Only lines containing the string "Distribution" belong in the answer; copy all of them from the entries.
--------------------------------------------------
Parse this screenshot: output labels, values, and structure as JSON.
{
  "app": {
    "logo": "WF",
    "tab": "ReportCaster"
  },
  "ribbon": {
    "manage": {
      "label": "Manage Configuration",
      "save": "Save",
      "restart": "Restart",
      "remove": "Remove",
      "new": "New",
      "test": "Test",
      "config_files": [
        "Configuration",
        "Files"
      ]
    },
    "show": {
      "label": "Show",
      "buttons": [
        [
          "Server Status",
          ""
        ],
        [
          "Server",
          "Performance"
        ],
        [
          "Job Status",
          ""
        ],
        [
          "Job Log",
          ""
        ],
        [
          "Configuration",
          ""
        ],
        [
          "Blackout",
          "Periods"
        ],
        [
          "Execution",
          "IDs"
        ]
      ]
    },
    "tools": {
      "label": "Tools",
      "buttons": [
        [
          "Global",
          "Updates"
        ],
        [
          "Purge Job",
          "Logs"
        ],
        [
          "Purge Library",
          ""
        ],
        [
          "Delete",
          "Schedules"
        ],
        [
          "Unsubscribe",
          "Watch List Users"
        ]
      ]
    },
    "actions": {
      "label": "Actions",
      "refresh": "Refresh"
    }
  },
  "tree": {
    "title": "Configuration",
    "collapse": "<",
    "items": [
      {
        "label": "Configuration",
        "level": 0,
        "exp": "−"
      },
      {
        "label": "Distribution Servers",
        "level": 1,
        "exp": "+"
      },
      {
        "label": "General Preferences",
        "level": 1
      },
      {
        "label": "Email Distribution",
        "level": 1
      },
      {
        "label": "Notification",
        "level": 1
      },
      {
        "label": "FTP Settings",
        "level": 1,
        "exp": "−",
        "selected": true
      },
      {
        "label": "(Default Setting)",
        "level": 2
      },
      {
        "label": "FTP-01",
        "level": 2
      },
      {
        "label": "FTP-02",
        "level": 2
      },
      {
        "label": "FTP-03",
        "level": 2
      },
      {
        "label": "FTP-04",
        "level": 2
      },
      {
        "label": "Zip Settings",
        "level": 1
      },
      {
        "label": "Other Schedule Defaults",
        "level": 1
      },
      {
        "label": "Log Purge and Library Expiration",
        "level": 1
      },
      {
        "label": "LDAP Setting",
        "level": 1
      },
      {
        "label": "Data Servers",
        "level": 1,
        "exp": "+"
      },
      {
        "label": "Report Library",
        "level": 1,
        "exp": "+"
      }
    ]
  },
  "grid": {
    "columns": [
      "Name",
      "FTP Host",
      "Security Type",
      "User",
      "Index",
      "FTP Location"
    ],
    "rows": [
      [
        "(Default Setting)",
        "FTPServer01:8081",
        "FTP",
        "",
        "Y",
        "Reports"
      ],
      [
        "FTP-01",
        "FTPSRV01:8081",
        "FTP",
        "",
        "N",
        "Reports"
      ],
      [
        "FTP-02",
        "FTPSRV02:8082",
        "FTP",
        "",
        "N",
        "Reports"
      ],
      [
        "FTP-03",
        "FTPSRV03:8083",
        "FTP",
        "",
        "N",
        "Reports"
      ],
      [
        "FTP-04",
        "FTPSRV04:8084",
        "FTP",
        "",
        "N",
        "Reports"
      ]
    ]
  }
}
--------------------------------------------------
Expected output>
        "label": "Distribution Servers",
        "label": "Email Distribution",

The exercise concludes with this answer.